5G New Radio test solution for sub-6GHz
At MWC, National Instruments debuted a 5G New Radio (NR), sub-6GHz emulator, which the company says will reduce time-to-market and lower costs of 5G testing. I tend to concur with this as if you waited for everyone to have hardened silicon or wait for 5G phones, you couldn’t get the testing done in time to support the network rollout. At this state of 5G rollout, chipmakers, device makers, and equipment makers are all throwing in together to work on interoperability and performance enhancements. While 5G NR has been ratified by the 3GPP (with the first draft of the standard released this past December), modems, radio frequency (RF) parts, and devices are all different. This new emulator can “act” like different modems and RF solutions for carriers as they check out their equipment. The solution is programmable, utilizing FPGAs. Sure, it’s not as small as a smartphone—that being said, it can “morph” into different chipsets and even development phones. It can mimic every single idiosyncrasy, such as having a 32 stage decoder versus a 16 stage one. It’s incredibly flexible, allowing engineers to reuse the same instrumentation throughout multiple stages of product development.
NI 5G NR test reference system for sub 6Ghz 5G
With every carrier and their brother trying to be the first to market in 5G, I think this solution is going to be extremely popular.
5G New Radio interoperability testing for 28GHz with Samsung
Another big announcement at MWC was that NI and Samsung would be collaborating on the development of 5G testing for 5G NR. While Samsung is certainly best known for smartphones and TVs, it has emerged as a leader not just in 5G modems, but for carrier equipment.

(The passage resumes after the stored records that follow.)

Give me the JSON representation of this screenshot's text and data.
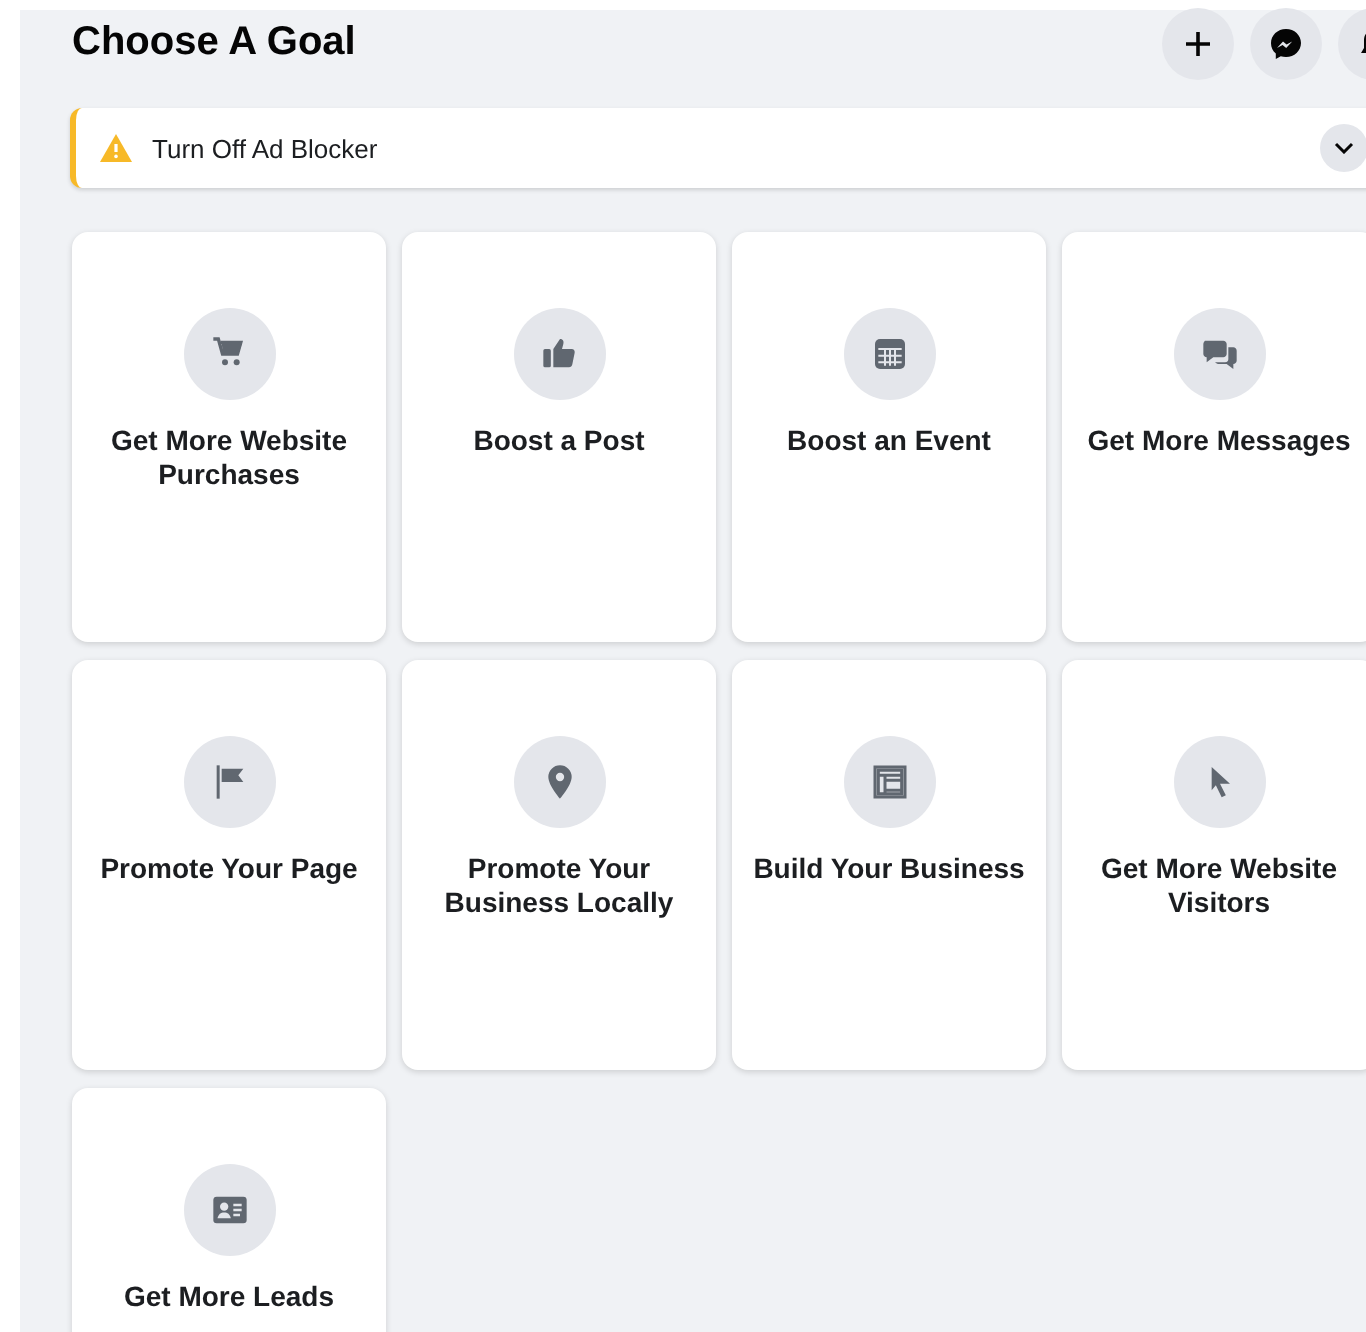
{
  "header": {
    "title": "Choose A Goal"
  },
  "banner": {
    "text": "Turn Off Ad Blocker"
  },
  "goals": [
    {
      "label": "Get More Website Purchases"
    },
    {
      "label": "Boost a Post"
    },
    {
      "label": "Boost an Event"
    },
    {
      "label": "Get More Messages"
    },
    {
      "label": "Promote Your Page"
    },
    {
      "label": "Promote Your Business Locally"
    },
    {
      "label": "Build Your Business"
    },
    {
      "label": "Get More Website Visitors"
    },
    {
      "label": "Get More Leads"
    }
  ]
}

You may have seen Samsung’s announcements with carriers like Verizon, SK Telecom, and Korea Telecom.
NI and Samsung 28GHz. 5G testing demonstration at MWC
National Instruments and Samsung performed a successful demonstration at MWC, in which NI’s test user equipment exchanged messages with Samsung’s 5G NR 28GHz base station (utilizing an 8xCA, 2×2 MIMO configuration), established a connection, and validated the data downlink quality and performance with 3GPP compliant software designed by NI’s LabVIEW software. Now that the first draft of 3GPP’s 5G NR standard is here, interoperability testing is the obvious next step—equipment and device manufacturers have to make sure their stations and devices can initiate and maintain solid, 5G capable links of communication.
NI’s equipment testing Qorvo’s QM19000 5G RFFE
Companies such as Qualcomm, Intel, and Samsung take care of the digital modem side of things, while companies like Broadcom, Qualcomm, Skyworks, and Qorvo handle the RF portion. At MWC, Qorvo and NI announced that they had successfully tested the first commercially available 5G RF front-end module (or FEM, for short). Qorvo designed the new QM19000 5G FEM to operate in the 3.4 GHz spectrum and it was tested with NI’s PXI system. The PXI platform is modular (Eurocard) and PCI-based and supports 1,500 different products from more than 70 vendors in the PXI Systems Alliance. According to Paul Cooper, Quorvo Mobile Products’ director of Carrier Liaison and Standards, the flexibility of the PXI platform was “critical” in making Qorvo’s 5G FEM the first in the industry to cross the finish line. Flexibility is a word we’re hearing a lot in regards to National Instruments’ testing solutions—it’s clearly one of the company’s big differentiators.
There’s a lot that goes on behind the scenes in the wireless world, and of all the behind the scenes players you’ve likely never heard of, no one has been more—well, instrumental—than National Instruments. As these announcements show, the company is on the frontline of the 5G revolution with its state-of-the-art testing equipment solutions. I think it is safe to say that tomorrow’s 5G wireless technology will all bear NI’s indelible fingerprint.